In Darvish's 23 starts spanning 142.0 innings to close out his 2019 campaign, he twirled a 3.61 ERA, 3.03 SIERA, 0.94 WHIP, 4.1 percent walk rate, and 33.0 percent strikeout rate. The mouthwatering numbers fail to fully capture his dominance. The right-hander's plate discipline numbers were a thing of beauty.

During that stretch, he recorded a 36.3 percent outside-zone swing percentage, 65.1 percent zone-swing percentage, 65.4 percent first-strike percentage, and 13.7 percent swinging-strike percentage that all were more favorable than the league-average marks of 31.6 percent, 68.5 percent, 60.9 percent, and 11.1 percent, respectively. Simply put, Darvish enticed hitters to chase balls out of the strike zone and take strikes in the strike zone more often than the average pitcher during his blistering final four months, and he put himself ahead in the count with a first-pitch strike more often than his peers while netting empty swings at an elite percentage, too.

Drafters are currently selecting Darvish as a fringe SP2. He's criminally underrated and an SP1-caliber starter in leagues as shallow as 10-team mixed formats. Darvish is worth a top-50 pick.

Kyle Gibson, SP/RP, Texas Rangers

ADP/SP Rank: 341.5/SP144

Last year was a physically taxing one for Kyle Gibson. He reportedly contracted E. coli during a mission trip last offseason, and, in addition to throwing off his offseason conditioning program, it posed problems for him during the year. Gibson recently stated, "from the middle of June on, I shouldn't have been pitching." Now with the Texas Rangers after signing a three-year deal with them this offseason, he's regained strength following losing around 25 pounds during the 2019 season.

Despite the rough offseason, Gibson opened last year pitching at a high level before his production took a nosedive from the middle of June on. In 84.2 innings spread across 16 starts and five relief appearances to close out last year, Gibson was tattooed to the tune of a 5.85 ERA, 4.58 SIERA, and 1.69 WHIP. The brutal finish hides a promising start.

In his first 13 starts totaling 75.1 innings in 2019, Gibson spun a 3.70 ERA, 3.86 SIERA, 1.17 WHIP, and struck out 24.8 percent of the batters he faced while issuing a walk to just 5.5 percent of them -- considerably below his 8.4 percent walk rate in his career and previous career-low 7.5 percent walk rate set in 2014. Gibson's strong strikeout rate during that span was supported by a robust 13.8 percent swinging-strike percentage.
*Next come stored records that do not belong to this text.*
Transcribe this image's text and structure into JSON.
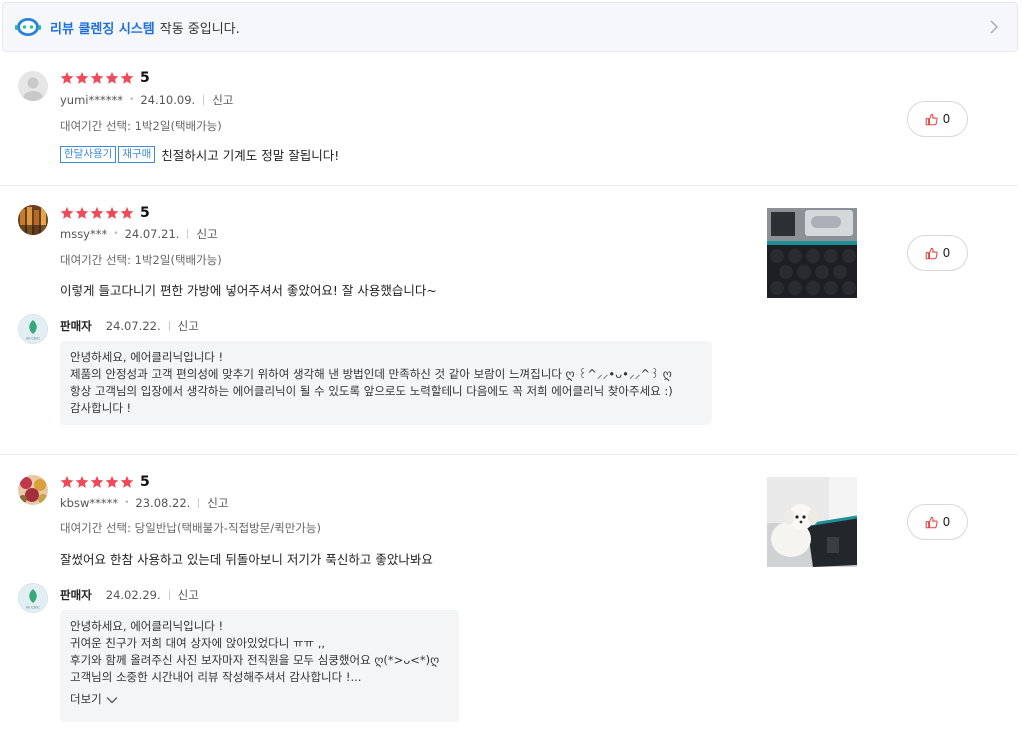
{
  "banner": {
    "strong": "리뷰 클렌징 시스템",
    "text": "작동 중입니다."
  },
  "colors": {
    "star": "#ef4a57",
    "brand_blue": "#1e6fdc",
    "tag_blue": "#3c8bd8",
    "like_icon": "#e34242"
  },
  "reviews": [
    {
      "score": "5",
      "user": "yumi******",
      "date": "24.10.09.",
      "report": "신고",
      "option": "대여기간 선택: 1박2일(택배가능)",
      "tags": [
        "한달사용기",
        "재구매"
      ],
      "text": "친절하시고 기계도 정말 잘됩니다!",
      "likes": "0"
    },
    {
      "score": "5",
      "user": "mssy***",
      "date": "24.07.21.",
      "report": "신고",
      "option": "대여기간 선택: 1박2일(택배가능)",
      "text": "이렇게 들고다니기 편한 가방에 넣어주셔서 좋았어요! 잘 사용했습니다~",
      "likes": "0",
      "reply": {
        "seller": "판매자",
        "date": "24.07.22.",
        "report": "신고",
        "lines": [
          "안녕하세요, 에어클리닉입니다 !",
          "제품의 안정성과 고객 편의성에 맞추기 위하여 생각해 낸 방법인데 만족하신 것 같아 보람이 느껴집니다 ღ ꒰^⸝⸝•ᴗ•⸝⸝^꒱ ღ",
          "항상 고객님의 입장에서 생각하는 에어클리닉이 될 수 있도록 앞으로도 노력할테니 다음에도 꼭 저희 에어클리닉 찾아주세요 :)",
          "감사합니다 !"
        ]
      }
    },
    {
      "score": "5",
      "user": "kbsw*****",
      "date": "23.08.22.",
      "report": "신고",
      "option": "대여기간 선택: 당일반납(택배불가-직접방문/퀵만가능)",
      "text": "잘썼어요 한참 사용하고 있는데 뒤돌아보니 저기가 푹신하고 좋았나봐요",
      "likes": "0",
      "reply": {
        "seller": "판매자",
        "date": "24.02.29.",
        "report": "신고",
        "lines": [
          "안녕하세요, 에어클리닉입니다 !",
          "귀여운 친구가 저희 대여 상자에 앉아있었다니 ㅠㅠ ,,",
          "후기와 함께 올려주신 사진 보자마자 전직원을 모두 심쿵했어요 ღ(*>ᴗ<*)ღ",
          "고객님의 소중한 시간내어 리뷰 작성해주셔서 감사합니다 !..."
        ],
        "more": "더보기"
      }
    }
  ]
}
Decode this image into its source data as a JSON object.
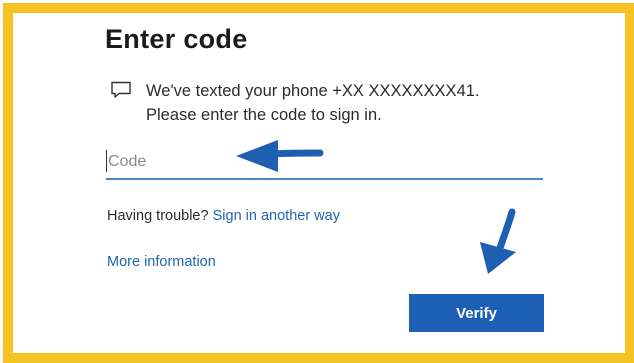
{
  "colors": {
    "frame_border": "#f6c324",
    "link": "#2465b0",
    "button_bg": "#1c5fb4",
    "input_underline": "#4a86c5",
    "annotation_arrow": "#1f5fb2"
  },
  "page": {
    "title": "Enter code",
    "message_line1": "We've texted your phone +XX XXXXXXXX41.",
    "message_line2": "Please enter the code to sign in.",
    "message_icon": "chat-bubble-icon"
  },
  "code_input": {
    "placeholder": "Code",
    "value": ""
  },
  "help": {
    "trouble_text": "Having trouble?",
    "sign_in_another_way": "Sign in another way",
    "more_information": "More information"
  },
  "actions": {
    "verify_label": "Verify"
  },
  "annotations": {
    "arrow_icons": [
      "left-arrow-icon",
      "down-arrow-icon"
    ]
  }
}
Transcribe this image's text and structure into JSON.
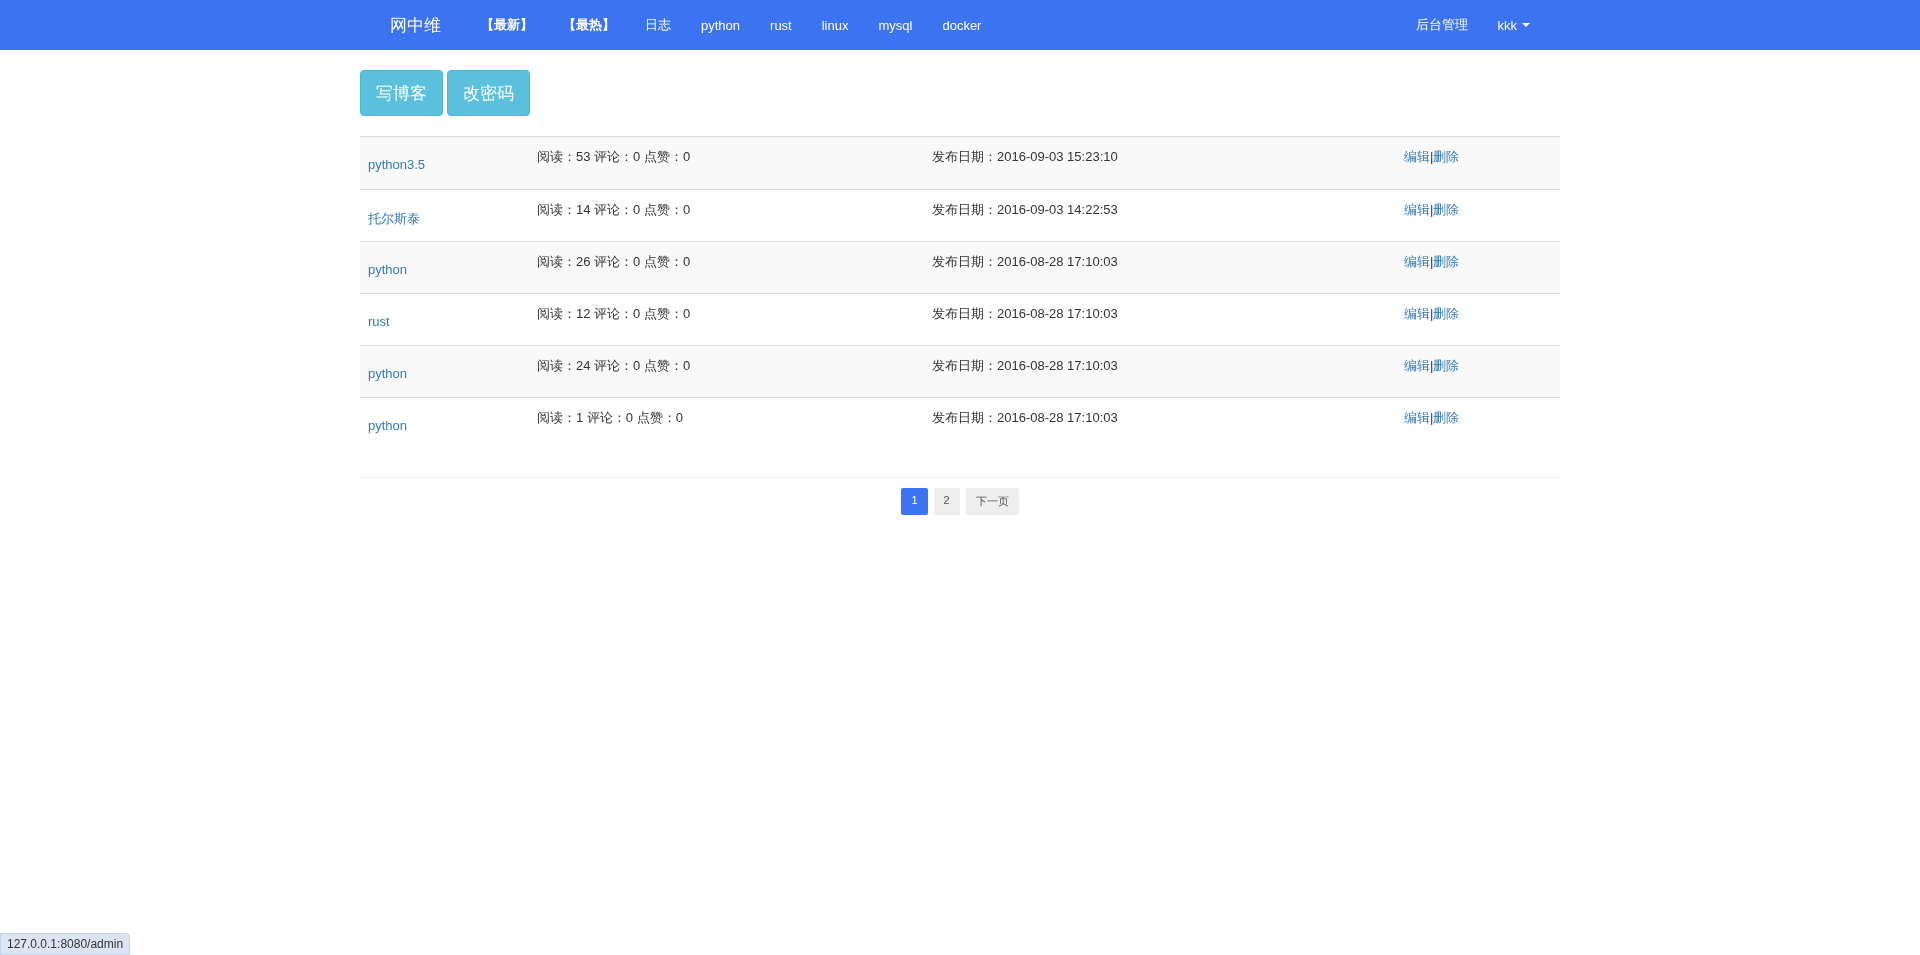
{
  "navbar": {
    "brand": "网中维",
    "links": [
      {
        "label": "【最新】",
        "bold": true
      },
      {
        "label": "【最热】",
        "bold": true
      },
      {
        "label": "日志",
        "bold": false
      },
      {
        "label": "python",
        "bold": false
      },
      {
        "label": "rust",
        "bold": false
      },
      {
        "label": "linux",
        "bold": false
      },
      {
        "label": "mysql",
        "bold": false
      },
      {
        "label": "docker",
        "bold": false
      }
    ],
    "right": {
      "admin": "后台管理",
      "user": "kkk"
    }
  },
  "actions": [
    "写博客",
    "改密码"
  ],
  "posts": [
    {
      "title": "python3.5",
      "stats": "阅读：53 评论：0 点赞：0",
      "date": "发布日期：2016-09-03 15:23:10",
      "edit": "编辑",
      "separator": "|",
      "delete": "删除"
    },
    {
      "title": "托尔斯泰",
      "stats": "阅读：14 评论：0 点赞：0",
      "date": "发布日期：2016-09-03 14:22:53",
      "edit": "编辑",
      "separator": "|",
      "delete": "删除"
    },
    {
      "title": "python",
      "stats": "阅读：26 评论：0 点赞：0",
      "date": "发布日期：2016-08-28 17:10:03",
      "edit": "编辑",
      "separator": "|",
      "delete": "删除"
    },
    {
      "title": "rust",
      "stats": "阅读：12 评论：0 点赞：0",
      "date": "发布日期：2016-08-28 17:10:03",
      "edit": "编辑",
      "separator": "|",
      "delete": "删除"
    },
    {
      "title": "python",
      "stats": "阅读：24 评论：0 点赞：0",
      "date": "发布日期：2016-08-28 17:10:03",
      "edit": "编辑",
      "separator": "|",
      "delete": "删除"
    },
    {
      "title": "python",
      "stats": "阅读：1 评论：0 点赞：0",
      "date": "发布日期：2016-08-28 17:10:03",
      "edit": "编辑",
      "separator": "|",
      "delete": "删除"
    }
  ],
  "pagination": [
    {
      "label": "1",
      "selected": true
    },
    {
      "label": "2",
      "selected": false
    },
    {
      "label": "下一页",
      "selected": false
    }
  ],
  "status_bar": {
    "url": "127.0.0.1:8080/admin"
  }
}
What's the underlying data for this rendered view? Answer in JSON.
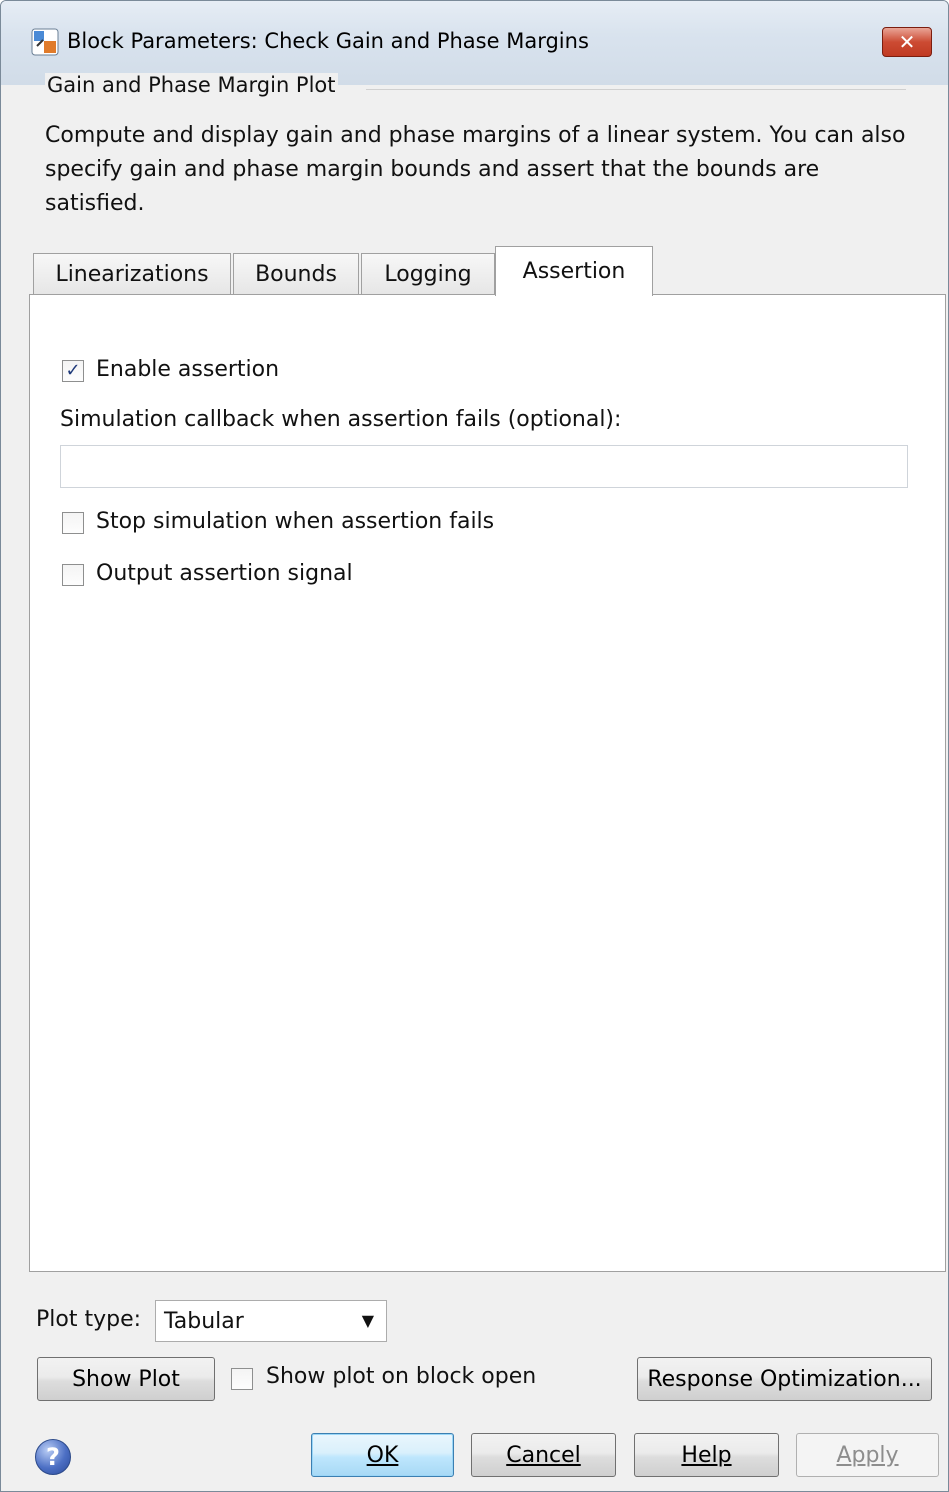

Gibson's a rare low-risk, high-reward option for gamers. He's barely being selected inside the top-350 players using the ADP data at FantasyPros. Turning to a different source, from February 2 through March 2, Gibson has a minimum draft selection of 276 and an ADP of 380.55 in NFBC leagues. I'd suggest pulling the trigger on Gibson inside the top-300 picks, and drafting him at his minimum pick of 276 isn't crazy. I have Gibson ranked 48th among starting pitchers.